“No words can express my joy to see Tim after all these years,“ Loi said.
Memories roll back
"Back then, when Tim asked me if I could join his Pacific journey, I told him that ‘if you can, then I can,’ bearing in my mind that Vietnamese people can do whatever foreigners can, no matter how hard it is,” Loi recalled.
His firm reply connected the two, despite their different backgrounds and cultures.
Severin said that Loi was the most energetic and technically competent builder of all the men who worked on the raft.
“So when Loi told me that he wanted to join, I felt something very special would come because I knew he was the best," Severin said.
The bamboo raft was actually a very complex structure that only very experienced sailors could control, even though it looked fairly simple with sails and ropes, he added.
Only Sam Son fishermen, like Loi, were skilful and experienced enough to handle the job, which was very different from controlling a normal vessel, the Irish explorer said.
"While in Sam Son I photographed lines of local rafts that were fishing offshore and those images were the most powerful demonstration of this,” he elaborated.
A raft was perfect for that journey as it was stable and not inclined to turn upside down when hit by strong waves, Severin said, noting that his skilled sailors helped ensure the safety of the entire group.
He joked that he would conduct the “experiment” again if he had not already conducted the first one.
Loi responded that if Severin was capable of launching the second voyage, he would go with his captain again.
To ensure a successful voyage, if it is reorganized, Severin said that he would use the same materials, structure, and building techniques.
He added that all rattan ropes used to bind the bamboo sticks together would have to be processed more thoroughly through a kind of natural liquid solution to enhance their durability because they would have to withstand seawater for a long time.
"We're going to hit American land, for sure, because the main reason I decided to give up was that all of the rattan ropes were gradually decomposing since they had not been handled with the solution,” he said. “Although the raft could have continued for another month, I had to make the difficult decision due to the safety of my crew members."
Binh, the co-translator of Severin’s book, said the human element was what he liked most in the process of translating this book.
“Tim completed his task very well as an organizer and a respected leader who was able to unite a group of many people from different countries and cultures, including Loi, who played a key role in manning the raft."

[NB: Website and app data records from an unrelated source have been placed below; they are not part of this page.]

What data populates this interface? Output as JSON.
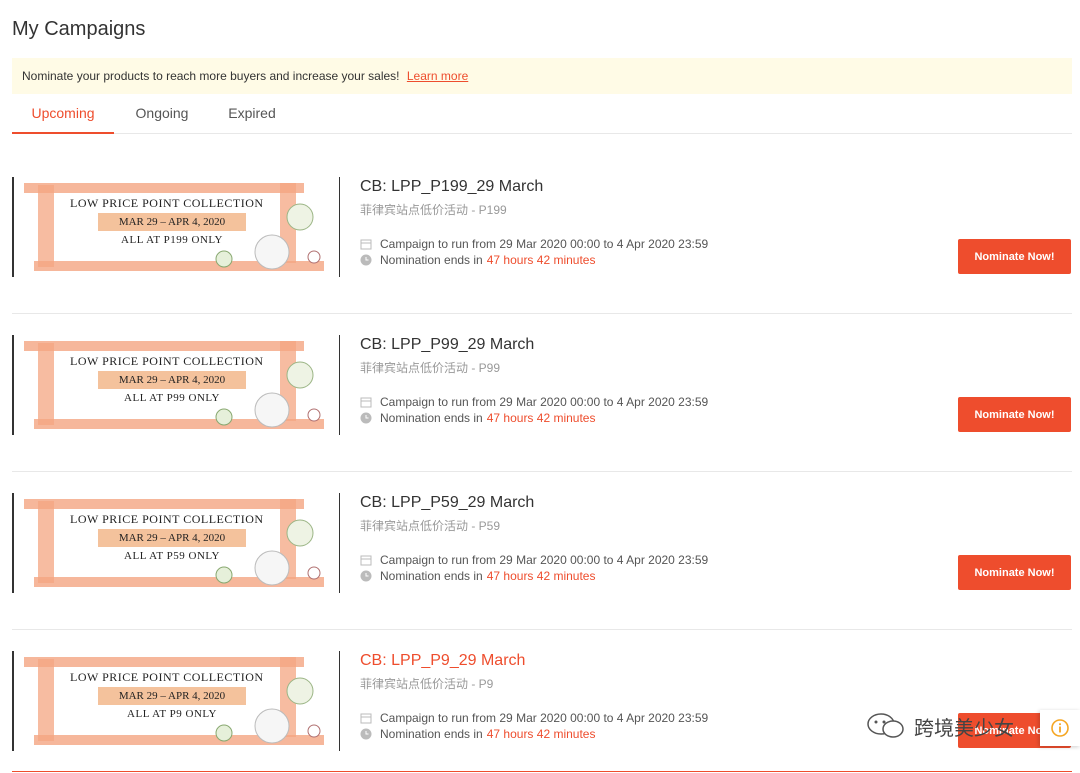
{
  "page": {
    "title": "My Campaigns"
  },
  "notice": {
    "text": "Nominate your products to reach more buyers and increase your sales!",
    "link": "Learn more"
  },
  "tabs": [
    {
      "label": "Upcoming",
      "active": true
    },
    {
      "label": "Ongoing",
      "active": false
    },
    {
      "label": "Expired",
      "active": false
    }
  ],
  "campaigns": [
    {
      "title": "CB: LPP_P199_29 March",
      "subtitle": "菲律宾站点低价活动 - P199",
      "banner": {
        "title": "LOW PRICE POINT COLLECTION",
        "dates": "MAR 29 – APR 4, 2020",
        "price": "ALL AT P199 ONLY"
      },
      "run_label": "Campaign to run from 29 Mar 2020 00:00 to 4 Apr 2020 23:59",
      "ends_label": "Nomination ends in",
      "ends_value": "47 hours 42 minutes",
      "button": "Nominate Now!"
    },
    {
      "title": "CB: LPP_P99_29 March",
      "subtitle": "菲律宾站点低价活动 - P99",
      "banner": {
        "title": "LOW PRICE POINT COLLECTION",
        "dates": "MAR 29 – APR 4, 2020",
        "price": "ALL AT P99 ONLY"
      },
      "run_label": "Campaign to run from 29 Mar 2020 00:00 to 4 Apr 2020 23:59",
      "ends_label": "Nomination ends in",
      "ends_value": "47 hours 42 minutes",
      "button": "Nominate Now!"
    },
    {
      "title": "CB: LPP_P59_29 March",
      "subtitle": "菲律宾站点低价活动 - P59",
      "banner": {
        "title": "LOW PRICE POINT COLLECTION",
        "dates": "MAR 29 – APR 4, 2020",
        "price": "ALL AT P59 ONLY"
      },
      "run_label": "Campaign to run from 29 Mar 2020 00:00 to 4 Apr 2020 23:59",
      "ends_label": "Nomination ends in",
      "ends_value": "47 hours 42 minutes",
      "button": "Nominate Now!"
    },
    {
      "title": "CB: LPP_P9_29 March",
      "subtitle": "菲律宾站点低价活动 - P9",
      "banner": {
        "title": "LOW PRICE POINT COLLECTION",
        "dates": "MAR 29 – APR 4, 2020",
        "price": "ALL AT P9 ONLY"
      },
      "run_label": "Campaign to run from 29 Mar 2020 00:00 to 4 Apr 2020 23:59",
      "ends_label": "Nomination ends in",
      "ends_value": "47 hours 42 minutes",
      "button": "Nominate Now!"
    }
  ],
  "watermark": {
    "text": "跨境美少女"
  },
  "icons": {
    "calendar": "calendar-icon",
    "clock": "clock-icon",
    "wechat": "wechat-icon",
    "help": "info-icon"
  },
  "colors": {
    "accent": "#ee4d2d",
    "notice_bg": "#fffbe6"
  }
}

A former shipbuilding engineer who spent two decades studying the maritime sector, Do Thai Binh said that the sea spirit of the Vietnamese people should be promoted in many ways.
Binh revealed that he will translate two books on the maritime sector written by two French authors at the beginning of the 20th century.
The books are penned by two authors who studied the country’s shipbuilding and maritime industry closely and in a very scientific manner, Binh said. "In my capability, as I’m old now (73 years old), I chose to translate books to raise awareness of the local maritime industry,” the translator explained.
He believes a coastal country like Vietnam will only become truly strong when it can popularize swimming, diving, sailing techniques, and the affinity with the sea among its people.
“There should be Vietnamese archaeologists willing to dive deep into the sea to learn the ancient seafaring traditions of their ancestors," Binh said.
"It is a maritime nation with a maritime spirit that can form a basis for the protection of its sea sovereignty.”